> [What is being asked]:
Look for the word "structured" in the records, and copy each line where it appears.

Dataset rows describing interfaces:

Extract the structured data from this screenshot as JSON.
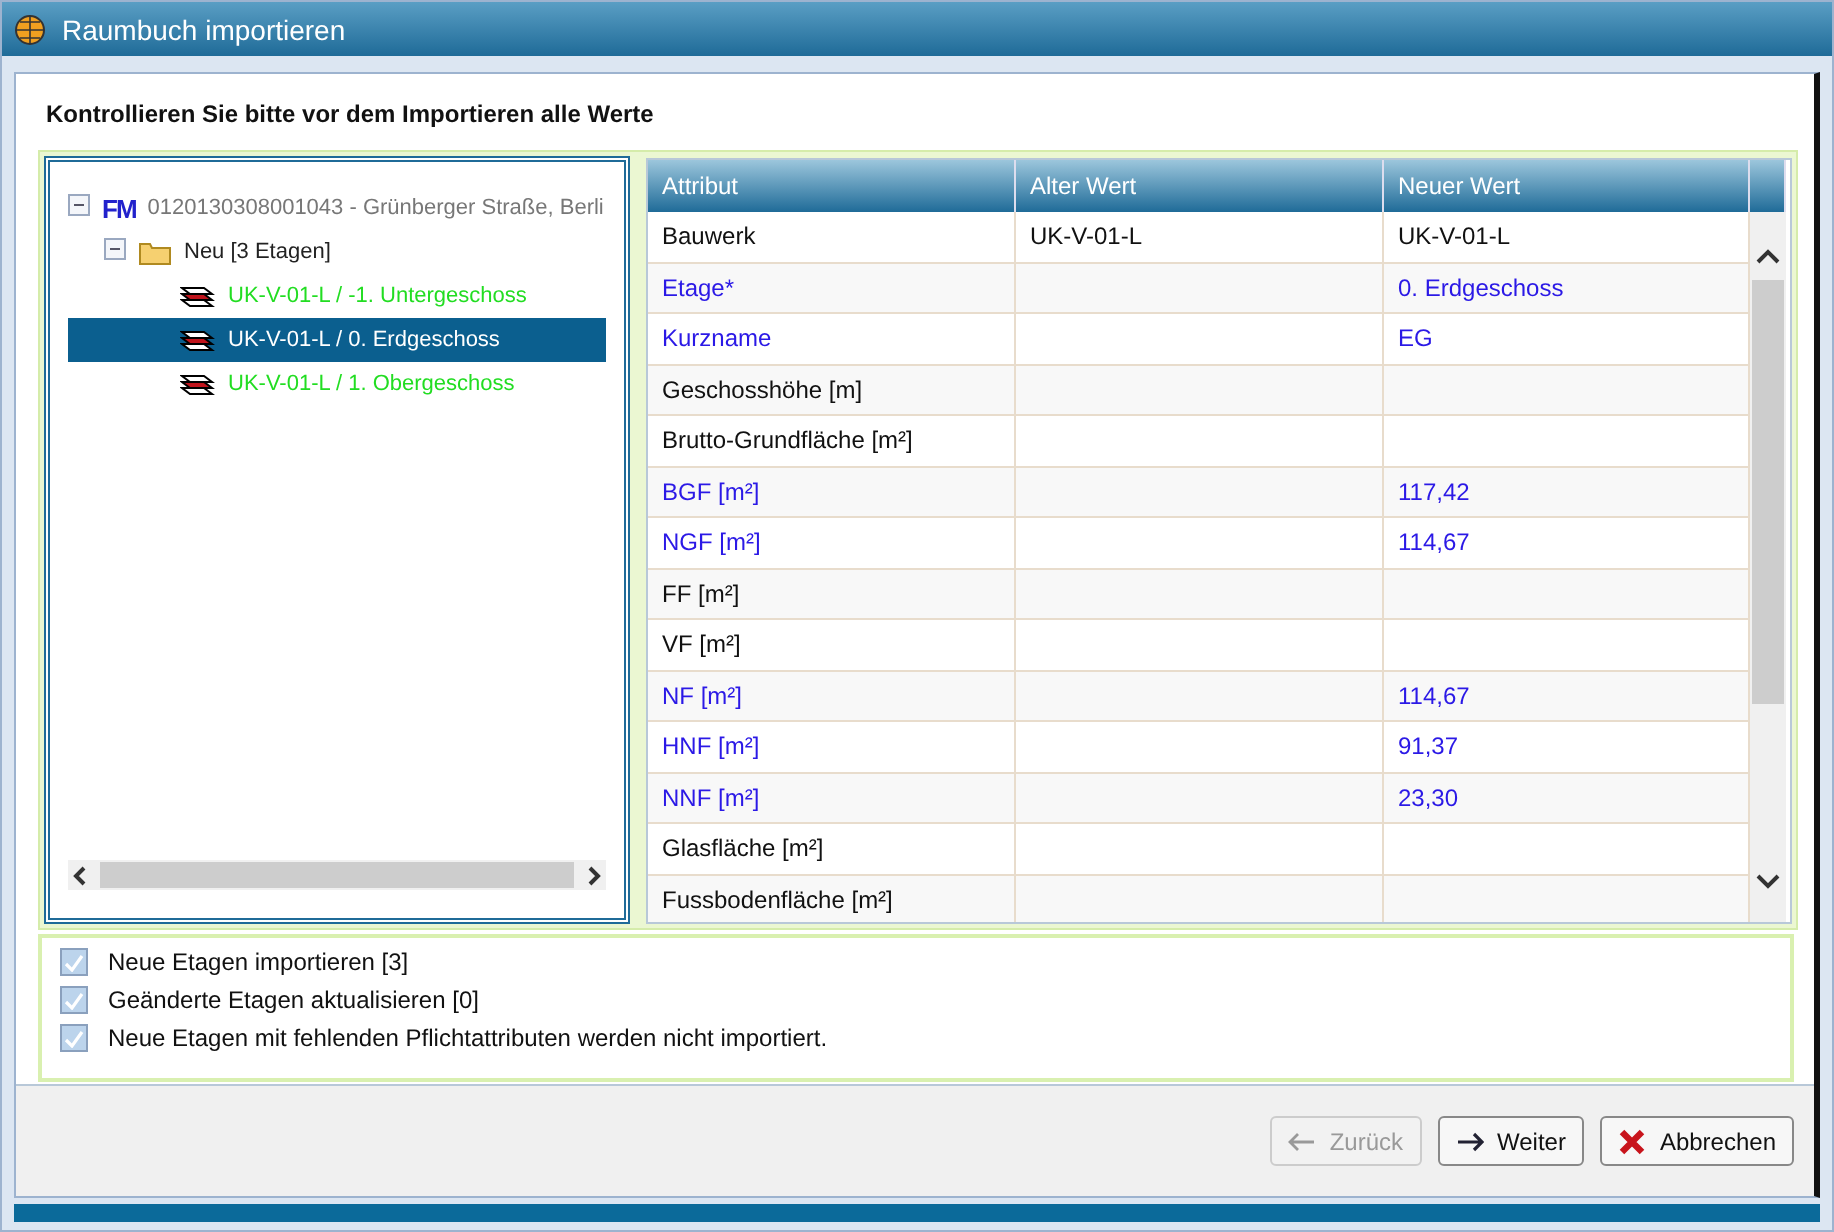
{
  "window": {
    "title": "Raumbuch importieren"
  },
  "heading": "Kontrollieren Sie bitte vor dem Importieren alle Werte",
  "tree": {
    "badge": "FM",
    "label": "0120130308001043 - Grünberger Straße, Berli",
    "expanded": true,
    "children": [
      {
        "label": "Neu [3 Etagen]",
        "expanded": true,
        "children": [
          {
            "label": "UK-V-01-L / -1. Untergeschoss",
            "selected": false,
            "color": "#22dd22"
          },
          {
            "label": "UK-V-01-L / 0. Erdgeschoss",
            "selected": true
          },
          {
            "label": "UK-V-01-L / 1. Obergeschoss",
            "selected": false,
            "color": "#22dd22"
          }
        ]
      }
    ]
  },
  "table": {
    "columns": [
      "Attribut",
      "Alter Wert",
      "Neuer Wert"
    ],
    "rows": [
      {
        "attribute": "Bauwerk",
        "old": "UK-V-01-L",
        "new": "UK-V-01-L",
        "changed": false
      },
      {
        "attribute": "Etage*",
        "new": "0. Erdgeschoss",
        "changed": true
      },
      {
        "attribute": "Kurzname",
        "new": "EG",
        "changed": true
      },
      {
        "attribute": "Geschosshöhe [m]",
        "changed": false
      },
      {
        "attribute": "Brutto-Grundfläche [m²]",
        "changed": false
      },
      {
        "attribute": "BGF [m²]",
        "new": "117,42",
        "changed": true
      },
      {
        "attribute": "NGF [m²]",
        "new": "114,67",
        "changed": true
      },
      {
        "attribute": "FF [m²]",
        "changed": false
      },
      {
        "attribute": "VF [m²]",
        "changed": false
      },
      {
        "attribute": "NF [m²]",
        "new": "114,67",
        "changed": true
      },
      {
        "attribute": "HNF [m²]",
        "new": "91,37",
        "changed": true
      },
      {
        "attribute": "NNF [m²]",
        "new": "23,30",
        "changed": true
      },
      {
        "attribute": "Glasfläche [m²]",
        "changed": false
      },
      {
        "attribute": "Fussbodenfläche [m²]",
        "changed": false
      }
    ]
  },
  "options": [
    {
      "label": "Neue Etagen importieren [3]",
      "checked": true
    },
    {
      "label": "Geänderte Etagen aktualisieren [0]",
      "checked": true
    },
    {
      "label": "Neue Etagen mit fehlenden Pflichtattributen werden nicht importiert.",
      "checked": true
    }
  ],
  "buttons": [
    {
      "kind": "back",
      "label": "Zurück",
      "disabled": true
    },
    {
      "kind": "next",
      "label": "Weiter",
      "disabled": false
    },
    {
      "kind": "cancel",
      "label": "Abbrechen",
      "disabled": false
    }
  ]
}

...

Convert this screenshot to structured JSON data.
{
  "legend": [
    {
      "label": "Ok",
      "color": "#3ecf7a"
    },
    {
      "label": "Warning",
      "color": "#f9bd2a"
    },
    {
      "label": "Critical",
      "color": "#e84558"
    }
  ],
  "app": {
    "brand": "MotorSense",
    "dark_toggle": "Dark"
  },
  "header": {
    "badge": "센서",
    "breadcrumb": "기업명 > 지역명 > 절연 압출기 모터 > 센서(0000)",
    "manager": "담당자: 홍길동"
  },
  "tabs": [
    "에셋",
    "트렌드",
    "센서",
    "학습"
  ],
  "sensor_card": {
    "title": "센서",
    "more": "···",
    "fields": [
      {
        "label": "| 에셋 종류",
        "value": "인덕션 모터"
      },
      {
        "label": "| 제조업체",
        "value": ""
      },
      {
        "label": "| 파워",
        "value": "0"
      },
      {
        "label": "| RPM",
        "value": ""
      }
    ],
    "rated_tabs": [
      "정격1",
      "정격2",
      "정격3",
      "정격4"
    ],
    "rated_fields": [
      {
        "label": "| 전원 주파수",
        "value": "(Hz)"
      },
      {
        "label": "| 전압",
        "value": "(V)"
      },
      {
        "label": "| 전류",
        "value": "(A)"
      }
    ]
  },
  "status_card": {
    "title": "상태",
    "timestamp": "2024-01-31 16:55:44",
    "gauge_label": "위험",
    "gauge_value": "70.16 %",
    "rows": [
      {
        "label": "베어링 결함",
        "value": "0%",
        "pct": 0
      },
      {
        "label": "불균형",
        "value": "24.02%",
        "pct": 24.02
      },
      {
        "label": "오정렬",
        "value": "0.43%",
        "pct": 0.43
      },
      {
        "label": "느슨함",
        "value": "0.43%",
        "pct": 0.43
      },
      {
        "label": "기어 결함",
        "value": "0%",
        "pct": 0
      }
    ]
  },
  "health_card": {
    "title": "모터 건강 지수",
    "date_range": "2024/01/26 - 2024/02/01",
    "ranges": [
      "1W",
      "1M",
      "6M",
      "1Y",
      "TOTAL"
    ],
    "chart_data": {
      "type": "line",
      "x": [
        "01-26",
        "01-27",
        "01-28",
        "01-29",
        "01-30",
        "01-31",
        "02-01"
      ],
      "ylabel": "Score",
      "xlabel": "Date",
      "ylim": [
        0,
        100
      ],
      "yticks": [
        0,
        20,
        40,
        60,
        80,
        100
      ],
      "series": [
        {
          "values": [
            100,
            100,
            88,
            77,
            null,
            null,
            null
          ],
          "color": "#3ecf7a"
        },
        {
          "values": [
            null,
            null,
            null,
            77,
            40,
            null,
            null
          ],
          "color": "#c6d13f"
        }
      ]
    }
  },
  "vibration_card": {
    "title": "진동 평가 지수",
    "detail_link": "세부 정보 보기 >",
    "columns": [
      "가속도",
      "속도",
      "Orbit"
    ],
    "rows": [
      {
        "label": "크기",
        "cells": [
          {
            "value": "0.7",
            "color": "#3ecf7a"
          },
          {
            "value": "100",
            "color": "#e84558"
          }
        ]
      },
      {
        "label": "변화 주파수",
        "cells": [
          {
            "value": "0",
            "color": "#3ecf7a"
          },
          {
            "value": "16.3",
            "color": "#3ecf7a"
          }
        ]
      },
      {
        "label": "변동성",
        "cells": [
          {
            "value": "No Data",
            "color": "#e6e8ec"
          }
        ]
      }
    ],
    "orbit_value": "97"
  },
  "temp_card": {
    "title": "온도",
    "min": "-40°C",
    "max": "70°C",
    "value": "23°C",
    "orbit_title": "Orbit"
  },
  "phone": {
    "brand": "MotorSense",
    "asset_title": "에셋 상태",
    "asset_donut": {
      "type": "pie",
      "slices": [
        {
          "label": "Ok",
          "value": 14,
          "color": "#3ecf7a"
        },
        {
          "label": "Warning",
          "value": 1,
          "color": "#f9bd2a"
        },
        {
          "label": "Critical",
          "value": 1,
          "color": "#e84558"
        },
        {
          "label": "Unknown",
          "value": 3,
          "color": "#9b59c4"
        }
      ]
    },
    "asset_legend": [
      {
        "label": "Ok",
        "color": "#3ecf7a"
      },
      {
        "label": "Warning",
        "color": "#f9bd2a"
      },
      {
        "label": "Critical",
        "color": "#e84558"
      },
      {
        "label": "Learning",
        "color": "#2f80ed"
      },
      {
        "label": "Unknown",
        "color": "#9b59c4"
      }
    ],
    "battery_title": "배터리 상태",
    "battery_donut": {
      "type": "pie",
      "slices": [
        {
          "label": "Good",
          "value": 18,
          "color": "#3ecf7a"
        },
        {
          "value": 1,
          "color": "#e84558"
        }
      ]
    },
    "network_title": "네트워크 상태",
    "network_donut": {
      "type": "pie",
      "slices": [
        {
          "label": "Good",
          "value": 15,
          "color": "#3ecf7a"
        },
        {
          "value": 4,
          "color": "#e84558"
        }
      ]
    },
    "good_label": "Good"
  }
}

> [Task output]:
Extract the structured data from this screenshot as JSON.
Convert this screenshot to structured JSON data.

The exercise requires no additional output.